The June 3, 1914, Boston Globe article on the sale commented: “The property, which was erected by Mr. Johnston about a year ago, comprises a large six-story building constructed of light sandstone, containing modern apartments, and several doctor’s offices, and is one of the most complete structures of its kind in the Back Bay. The sale of the Van Cortland is of considerable importance. Mr. Johnston erected the building for a permanent investment. He laid great stress on the interior arrangement by affording plenty of light and air.”
On October 13, 1923, 520 Beacon was acquired from Lydia Redfield by Cora B. (Jenks) Warner, the wife of Frederick W. Warner, a civil engineer. They lived in Newton.
By the mid-1920s, 520 Beacon appears to have become primarily medical offices.
On September 1, 1928, Cora Warner transferred 520 Beacon to her husband, and on the same day it was acquired from him by Somerset Associates, Inc. (Robert J. Hamilton, president). The transaction was reported in the Boston Globe on September 16, 1928, noting the “it is one of the most modern buildings of its kind in the city, being devoted exclusively to physicians, dentists, and other professional people. It contains 350 modern rooms.”
On November 3, 1933, the Fitchburg Savings Bank foreclosed on a mortgage it held on 520 Beacon and took possession of the property. On November 15, 1933, Sumner Forbes, a mortgage dealer, purchased the property from the bank, and on November 16, he conveyed it back to Somerset Associates.
On September 30, 1949, 520 Beacon was acquired from Somerset Associates by 520 Beacon Street, Inc. (Isabel T. Stewart, president).
The property changed hands and on June 19, 1958, was acquired by Kenneth Leigh Rodgers and his wife, Cornelia W. Rodgers, of Brookline. He was a real estate developer.
In January of 1959, he applied for (and subsequently received) permission to convert the building from 29 medical suites into 35 residential units (34 apartments and a janitor’s unit).
On September 15, 1965, 520 Beacon was acquired from Kenneth and Cornelia Rodgers by Theodore A. Green and Sydney Davis, trustees of the Anchor Realty Trust.
On January 29, 1974, the Cambridgeport Savings Bank forclosed on a mortgage given by the Anchor Realty Trust and sold the property back to Kenneth Rodgers.
On April 11, 1974, 520 Beacon was purchased from Kenneth Rodgers by Robert A. Keezer and Felix D. Paige, trustees of 520 Associates Trust.

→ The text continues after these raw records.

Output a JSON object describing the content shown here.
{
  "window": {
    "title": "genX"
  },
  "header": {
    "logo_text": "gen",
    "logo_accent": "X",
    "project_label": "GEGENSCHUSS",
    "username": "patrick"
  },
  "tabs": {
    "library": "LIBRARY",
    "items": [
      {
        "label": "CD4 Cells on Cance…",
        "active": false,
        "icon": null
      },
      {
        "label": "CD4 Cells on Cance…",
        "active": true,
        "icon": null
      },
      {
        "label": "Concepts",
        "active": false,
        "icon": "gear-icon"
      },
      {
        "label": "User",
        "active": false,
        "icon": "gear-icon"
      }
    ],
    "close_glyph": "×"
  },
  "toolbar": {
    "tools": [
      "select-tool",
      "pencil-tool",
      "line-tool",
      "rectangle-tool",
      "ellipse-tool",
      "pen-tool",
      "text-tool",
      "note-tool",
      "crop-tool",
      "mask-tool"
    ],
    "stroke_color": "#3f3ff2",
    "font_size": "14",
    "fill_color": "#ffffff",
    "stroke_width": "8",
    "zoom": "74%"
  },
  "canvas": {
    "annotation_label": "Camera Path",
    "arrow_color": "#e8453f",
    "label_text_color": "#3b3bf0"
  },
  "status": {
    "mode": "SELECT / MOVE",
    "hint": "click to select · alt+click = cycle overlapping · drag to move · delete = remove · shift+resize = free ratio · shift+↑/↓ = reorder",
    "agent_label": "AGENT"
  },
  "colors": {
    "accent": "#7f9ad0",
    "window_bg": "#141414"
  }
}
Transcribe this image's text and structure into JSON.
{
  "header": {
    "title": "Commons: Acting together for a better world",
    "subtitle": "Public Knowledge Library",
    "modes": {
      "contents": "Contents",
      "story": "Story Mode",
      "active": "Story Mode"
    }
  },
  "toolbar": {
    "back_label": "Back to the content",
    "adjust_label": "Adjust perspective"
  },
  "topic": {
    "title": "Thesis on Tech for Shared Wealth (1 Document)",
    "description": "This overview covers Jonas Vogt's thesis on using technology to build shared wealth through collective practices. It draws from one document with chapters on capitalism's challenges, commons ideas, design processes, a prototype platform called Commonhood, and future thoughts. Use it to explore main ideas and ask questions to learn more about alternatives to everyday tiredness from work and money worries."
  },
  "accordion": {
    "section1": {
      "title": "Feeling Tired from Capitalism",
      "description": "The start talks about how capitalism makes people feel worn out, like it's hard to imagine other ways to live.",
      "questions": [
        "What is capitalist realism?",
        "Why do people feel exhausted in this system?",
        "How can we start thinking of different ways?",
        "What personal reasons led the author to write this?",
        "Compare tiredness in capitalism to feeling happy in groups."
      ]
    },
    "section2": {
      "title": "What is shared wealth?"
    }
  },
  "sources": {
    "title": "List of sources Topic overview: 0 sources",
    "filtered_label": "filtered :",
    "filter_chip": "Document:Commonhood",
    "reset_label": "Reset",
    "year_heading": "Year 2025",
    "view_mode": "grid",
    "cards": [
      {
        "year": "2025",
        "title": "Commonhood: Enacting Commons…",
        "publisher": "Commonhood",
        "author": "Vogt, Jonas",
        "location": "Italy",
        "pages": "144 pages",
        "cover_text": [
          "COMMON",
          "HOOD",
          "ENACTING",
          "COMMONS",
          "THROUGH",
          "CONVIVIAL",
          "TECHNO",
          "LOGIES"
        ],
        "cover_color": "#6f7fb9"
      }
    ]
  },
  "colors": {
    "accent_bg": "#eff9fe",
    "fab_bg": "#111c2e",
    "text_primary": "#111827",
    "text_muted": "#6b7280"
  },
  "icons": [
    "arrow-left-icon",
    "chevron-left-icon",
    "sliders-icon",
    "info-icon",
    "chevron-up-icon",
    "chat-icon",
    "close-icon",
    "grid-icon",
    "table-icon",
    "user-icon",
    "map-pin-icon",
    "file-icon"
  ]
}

520 Associates Trust was a subsidiary of the US Condominium Corporation, of which Robert Keezer was president. In its May 12, 1974, article on the sale, the Boston Globe noted that “the building is being remodeled from top to bottom into two bedroom units that will sell for roughly from $24,000 to $25,000.”
On July 17, 1974, 520 Associates Trust converted property into 34 condominium units, the 520 Beacon Condominium.